Chances are, you are already experiencing the consequences of bounded rationality in your everyday life.
For one thing, to understand bounded rationality is to understand that as a human, you are inherently an irrational being trying to fit into a rational box. You are constantly making choices—and likely putting pressure on yourself to make the ‘right’ one—while having to overcome a variety of biases and heuristics you are already prone to.
Of course, you are also susceptible to cognitive fatigue. After a 15-hour shift at work or the mental effort it takes to resist a third slice of pizza, you are more prone to using heuristics and more likely to make a poor decision than you might after a restful 8 hours of sleep. Although heuristics and biases are always present, they can be much more influential when your mental resources are depleted.
Also, each of your choices requires a certain amount of information before it can be made. While you know this, you also know that you don’t have the time nor money to consult all possible information on a topic before making a decision about it. You may ask one or two people who have been to different universities before making your own choice, but you’re not going to consult all existing alumni. Thus, bounded by a certain fixed level of cognitive resources and information at any given time, your choices are probably about half chance.
So far, do you feel more sure of your last choice, or less sure? On one hand, the concept of bounded rationality can be terrifying since it comes with the conclusion that you don’t have full control over your choices, and therefore can’t guarantee your desired outcomes.
On the other hand, the concept of bounded rationality is humbling, as it brings attention to the fact that there is not always a perfectly ‘right choice’ and that our decisions are the result of a variety of uncontrollable factors.
Overall, the concept of bounded rationality calls attention to the fact that we need a certain degree of irrationality in order to live a rational life. Although your choices may be partially irrational since they are based on limited resources, would it be more rational to spend days on end compiling all possible information you could find before making a simple choice?
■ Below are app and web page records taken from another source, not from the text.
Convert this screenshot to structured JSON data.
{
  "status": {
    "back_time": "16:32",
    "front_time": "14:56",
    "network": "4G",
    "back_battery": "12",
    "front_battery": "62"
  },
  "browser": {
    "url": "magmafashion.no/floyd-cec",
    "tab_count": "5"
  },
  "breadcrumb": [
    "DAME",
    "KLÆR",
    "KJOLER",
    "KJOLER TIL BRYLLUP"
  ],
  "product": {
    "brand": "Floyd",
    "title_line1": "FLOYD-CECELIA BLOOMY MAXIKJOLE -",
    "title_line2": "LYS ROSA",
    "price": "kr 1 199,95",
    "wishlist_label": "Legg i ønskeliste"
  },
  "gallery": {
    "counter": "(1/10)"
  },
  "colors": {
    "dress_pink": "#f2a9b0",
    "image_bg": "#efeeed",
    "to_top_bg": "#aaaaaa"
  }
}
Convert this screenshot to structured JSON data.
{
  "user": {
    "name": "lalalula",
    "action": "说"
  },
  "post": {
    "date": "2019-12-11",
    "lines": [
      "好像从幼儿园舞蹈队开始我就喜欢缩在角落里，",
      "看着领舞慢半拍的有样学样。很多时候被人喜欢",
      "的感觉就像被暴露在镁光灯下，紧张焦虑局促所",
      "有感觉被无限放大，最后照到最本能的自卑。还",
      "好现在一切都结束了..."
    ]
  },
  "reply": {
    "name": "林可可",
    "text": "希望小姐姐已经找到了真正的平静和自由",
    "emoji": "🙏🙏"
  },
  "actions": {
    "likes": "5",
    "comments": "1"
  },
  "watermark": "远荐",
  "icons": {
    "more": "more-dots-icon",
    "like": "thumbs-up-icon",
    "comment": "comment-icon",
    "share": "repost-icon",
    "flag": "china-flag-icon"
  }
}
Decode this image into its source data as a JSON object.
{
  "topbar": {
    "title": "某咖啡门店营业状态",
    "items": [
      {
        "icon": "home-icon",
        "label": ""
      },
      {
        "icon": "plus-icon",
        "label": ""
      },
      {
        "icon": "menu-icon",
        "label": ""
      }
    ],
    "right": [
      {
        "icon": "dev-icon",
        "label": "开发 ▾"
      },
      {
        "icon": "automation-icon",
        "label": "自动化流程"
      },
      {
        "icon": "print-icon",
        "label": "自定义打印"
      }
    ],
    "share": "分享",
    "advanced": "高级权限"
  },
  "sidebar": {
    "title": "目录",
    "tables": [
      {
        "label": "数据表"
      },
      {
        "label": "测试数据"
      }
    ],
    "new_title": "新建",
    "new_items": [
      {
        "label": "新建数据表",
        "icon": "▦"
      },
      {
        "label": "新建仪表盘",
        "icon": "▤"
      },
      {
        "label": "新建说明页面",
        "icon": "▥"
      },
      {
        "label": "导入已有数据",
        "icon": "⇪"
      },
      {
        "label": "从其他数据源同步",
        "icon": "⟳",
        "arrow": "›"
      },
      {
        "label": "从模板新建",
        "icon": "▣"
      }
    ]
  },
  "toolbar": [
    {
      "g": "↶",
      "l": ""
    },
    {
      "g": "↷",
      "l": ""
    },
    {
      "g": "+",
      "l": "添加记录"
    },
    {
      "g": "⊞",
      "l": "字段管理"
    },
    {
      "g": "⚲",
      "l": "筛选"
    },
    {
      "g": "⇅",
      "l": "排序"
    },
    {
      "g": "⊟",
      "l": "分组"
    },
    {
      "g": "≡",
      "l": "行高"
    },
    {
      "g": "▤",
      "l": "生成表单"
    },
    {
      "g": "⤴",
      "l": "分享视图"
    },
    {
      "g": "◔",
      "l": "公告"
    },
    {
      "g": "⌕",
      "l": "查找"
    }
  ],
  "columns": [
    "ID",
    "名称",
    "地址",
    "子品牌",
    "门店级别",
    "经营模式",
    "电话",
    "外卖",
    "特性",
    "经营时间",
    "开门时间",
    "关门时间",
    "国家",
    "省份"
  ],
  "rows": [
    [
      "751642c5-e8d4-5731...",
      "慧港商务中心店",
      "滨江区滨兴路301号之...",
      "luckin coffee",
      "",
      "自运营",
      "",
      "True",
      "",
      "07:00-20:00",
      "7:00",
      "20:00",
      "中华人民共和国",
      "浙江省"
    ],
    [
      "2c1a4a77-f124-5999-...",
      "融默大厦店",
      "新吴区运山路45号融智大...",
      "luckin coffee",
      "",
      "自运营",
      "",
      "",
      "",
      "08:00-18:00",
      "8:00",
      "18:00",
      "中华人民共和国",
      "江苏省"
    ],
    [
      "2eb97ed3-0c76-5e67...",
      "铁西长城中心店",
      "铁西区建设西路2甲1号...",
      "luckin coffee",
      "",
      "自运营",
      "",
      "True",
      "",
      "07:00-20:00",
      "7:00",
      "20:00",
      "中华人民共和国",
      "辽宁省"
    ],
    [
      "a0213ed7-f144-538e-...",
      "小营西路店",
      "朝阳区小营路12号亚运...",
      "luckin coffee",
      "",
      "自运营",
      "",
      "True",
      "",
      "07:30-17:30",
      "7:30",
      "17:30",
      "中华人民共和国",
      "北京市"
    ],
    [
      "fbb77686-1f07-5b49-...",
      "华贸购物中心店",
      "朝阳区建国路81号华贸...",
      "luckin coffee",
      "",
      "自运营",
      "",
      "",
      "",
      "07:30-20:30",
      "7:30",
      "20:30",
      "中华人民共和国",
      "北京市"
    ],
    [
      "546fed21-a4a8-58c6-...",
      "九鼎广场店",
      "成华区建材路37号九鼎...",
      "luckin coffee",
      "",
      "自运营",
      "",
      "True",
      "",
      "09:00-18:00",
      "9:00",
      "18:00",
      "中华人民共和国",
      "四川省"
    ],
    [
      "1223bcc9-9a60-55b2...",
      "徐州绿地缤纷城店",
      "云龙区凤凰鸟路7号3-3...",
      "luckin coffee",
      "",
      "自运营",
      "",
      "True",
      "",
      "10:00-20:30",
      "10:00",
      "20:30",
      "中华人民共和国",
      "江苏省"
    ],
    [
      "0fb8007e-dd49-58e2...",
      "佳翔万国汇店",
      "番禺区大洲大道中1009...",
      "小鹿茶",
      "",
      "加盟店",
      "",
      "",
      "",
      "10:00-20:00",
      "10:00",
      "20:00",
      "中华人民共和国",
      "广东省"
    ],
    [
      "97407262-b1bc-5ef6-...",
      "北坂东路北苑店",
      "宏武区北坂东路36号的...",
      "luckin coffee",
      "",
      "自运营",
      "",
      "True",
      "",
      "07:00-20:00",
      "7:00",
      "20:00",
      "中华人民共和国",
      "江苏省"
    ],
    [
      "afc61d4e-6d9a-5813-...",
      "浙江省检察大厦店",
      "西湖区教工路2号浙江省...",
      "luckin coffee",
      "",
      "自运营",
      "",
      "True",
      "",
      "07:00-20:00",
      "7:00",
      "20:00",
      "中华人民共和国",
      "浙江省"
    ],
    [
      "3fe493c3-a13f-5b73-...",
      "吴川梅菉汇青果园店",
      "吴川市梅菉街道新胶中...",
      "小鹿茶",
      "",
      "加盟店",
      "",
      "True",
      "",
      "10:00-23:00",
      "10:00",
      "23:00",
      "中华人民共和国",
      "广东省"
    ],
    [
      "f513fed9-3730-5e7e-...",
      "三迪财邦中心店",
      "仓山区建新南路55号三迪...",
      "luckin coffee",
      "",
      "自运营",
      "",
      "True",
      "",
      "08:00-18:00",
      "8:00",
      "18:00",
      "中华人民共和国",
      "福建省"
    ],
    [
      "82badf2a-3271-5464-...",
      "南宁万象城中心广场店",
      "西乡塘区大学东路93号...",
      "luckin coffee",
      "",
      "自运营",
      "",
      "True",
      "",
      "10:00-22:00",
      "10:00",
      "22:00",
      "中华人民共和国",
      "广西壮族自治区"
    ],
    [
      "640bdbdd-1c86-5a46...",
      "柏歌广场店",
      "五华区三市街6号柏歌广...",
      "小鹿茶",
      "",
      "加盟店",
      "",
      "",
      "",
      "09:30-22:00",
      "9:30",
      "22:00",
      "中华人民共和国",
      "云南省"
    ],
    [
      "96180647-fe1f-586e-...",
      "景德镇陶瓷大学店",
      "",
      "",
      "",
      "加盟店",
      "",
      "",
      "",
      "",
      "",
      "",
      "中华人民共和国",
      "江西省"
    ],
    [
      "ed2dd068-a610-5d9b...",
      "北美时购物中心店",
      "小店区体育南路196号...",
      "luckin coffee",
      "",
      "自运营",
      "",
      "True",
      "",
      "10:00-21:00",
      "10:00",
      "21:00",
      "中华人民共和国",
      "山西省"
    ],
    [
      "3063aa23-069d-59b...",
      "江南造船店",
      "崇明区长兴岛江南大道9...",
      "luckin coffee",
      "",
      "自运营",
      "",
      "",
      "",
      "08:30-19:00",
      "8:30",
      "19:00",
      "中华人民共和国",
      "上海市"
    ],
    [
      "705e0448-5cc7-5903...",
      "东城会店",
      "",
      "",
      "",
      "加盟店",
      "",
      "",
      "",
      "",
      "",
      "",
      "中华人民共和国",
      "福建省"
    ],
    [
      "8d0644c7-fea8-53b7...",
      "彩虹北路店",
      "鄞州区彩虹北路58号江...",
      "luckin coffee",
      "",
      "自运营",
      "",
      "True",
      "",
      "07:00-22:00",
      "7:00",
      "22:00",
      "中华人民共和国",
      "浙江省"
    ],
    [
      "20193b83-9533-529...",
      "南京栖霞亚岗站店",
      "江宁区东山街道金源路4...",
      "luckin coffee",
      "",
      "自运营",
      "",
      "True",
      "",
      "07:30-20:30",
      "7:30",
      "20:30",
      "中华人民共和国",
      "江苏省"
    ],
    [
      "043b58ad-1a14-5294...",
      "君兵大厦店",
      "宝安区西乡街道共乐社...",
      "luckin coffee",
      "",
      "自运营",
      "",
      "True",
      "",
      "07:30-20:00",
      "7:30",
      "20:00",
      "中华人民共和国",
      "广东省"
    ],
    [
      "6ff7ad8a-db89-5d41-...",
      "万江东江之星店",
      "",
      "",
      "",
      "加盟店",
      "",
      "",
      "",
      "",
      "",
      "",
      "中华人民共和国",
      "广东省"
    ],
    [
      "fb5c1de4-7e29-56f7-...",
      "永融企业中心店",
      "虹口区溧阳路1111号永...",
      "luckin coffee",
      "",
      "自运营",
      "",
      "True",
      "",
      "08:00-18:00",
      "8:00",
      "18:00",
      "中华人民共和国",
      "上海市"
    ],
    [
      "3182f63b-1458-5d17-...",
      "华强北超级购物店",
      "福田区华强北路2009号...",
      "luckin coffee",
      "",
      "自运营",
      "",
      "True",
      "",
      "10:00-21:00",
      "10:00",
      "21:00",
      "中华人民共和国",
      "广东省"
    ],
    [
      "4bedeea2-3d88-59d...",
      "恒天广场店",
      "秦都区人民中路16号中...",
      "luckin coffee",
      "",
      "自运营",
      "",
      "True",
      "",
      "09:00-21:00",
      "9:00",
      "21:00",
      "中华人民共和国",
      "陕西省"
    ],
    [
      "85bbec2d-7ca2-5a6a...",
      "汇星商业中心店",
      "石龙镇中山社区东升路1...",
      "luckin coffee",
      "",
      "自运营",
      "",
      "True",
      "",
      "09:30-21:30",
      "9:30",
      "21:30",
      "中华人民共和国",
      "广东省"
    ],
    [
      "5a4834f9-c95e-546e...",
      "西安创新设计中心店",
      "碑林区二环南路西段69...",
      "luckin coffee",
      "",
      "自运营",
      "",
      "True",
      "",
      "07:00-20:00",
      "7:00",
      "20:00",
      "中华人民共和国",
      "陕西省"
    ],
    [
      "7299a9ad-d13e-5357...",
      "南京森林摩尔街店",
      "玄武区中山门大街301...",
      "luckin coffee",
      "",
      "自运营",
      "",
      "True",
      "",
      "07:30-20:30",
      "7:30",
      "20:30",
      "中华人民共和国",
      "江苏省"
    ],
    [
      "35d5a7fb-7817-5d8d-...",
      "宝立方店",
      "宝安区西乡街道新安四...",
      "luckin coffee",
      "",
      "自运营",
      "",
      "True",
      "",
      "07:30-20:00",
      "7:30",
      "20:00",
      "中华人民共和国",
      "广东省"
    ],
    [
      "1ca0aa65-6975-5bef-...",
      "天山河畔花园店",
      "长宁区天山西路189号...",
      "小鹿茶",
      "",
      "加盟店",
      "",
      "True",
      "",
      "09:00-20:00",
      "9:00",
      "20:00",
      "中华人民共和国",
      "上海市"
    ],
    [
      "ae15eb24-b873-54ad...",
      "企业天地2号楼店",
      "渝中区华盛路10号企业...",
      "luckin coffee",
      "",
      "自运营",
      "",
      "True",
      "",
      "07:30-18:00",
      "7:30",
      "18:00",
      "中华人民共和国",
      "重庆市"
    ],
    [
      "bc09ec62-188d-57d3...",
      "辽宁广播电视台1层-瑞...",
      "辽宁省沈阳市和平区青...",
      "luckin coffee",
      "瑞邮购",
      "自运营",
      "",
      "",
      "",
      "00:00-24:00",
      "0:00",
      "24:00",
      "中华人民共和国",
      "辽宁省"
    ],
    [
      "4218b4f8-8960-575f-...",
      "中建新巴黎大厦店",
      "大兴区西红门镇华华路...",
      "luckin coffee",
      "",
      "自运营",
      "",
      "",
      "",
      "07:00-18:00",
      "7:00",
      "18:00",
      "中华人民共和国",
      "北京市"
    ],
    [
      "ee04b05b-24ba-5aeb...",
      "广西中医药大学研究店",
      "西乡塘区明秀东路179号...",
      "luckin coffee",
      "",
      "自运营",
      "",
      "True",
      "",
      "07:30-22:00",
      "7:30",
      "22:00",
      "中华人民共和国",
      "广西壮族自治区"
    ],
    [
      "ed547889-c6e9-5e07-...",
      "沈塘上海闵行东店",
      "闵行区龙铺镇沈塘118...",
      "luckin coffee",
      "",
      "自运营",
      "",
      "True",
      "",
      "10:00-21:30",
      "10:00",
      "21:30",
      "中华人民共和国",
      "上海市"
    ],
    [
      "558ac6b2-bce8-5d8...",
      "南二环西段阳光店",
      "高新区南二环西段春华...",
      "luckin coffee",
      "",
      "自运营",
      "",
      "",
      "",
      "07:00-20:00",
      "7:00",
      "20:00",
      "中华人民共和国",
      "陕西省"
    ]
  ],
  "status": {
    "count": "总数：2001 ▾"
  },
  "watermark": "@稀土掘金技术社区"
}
Absolutely not. In order to live a life that is rational, we need to give in to a certain level of ‘irrational’ decisions.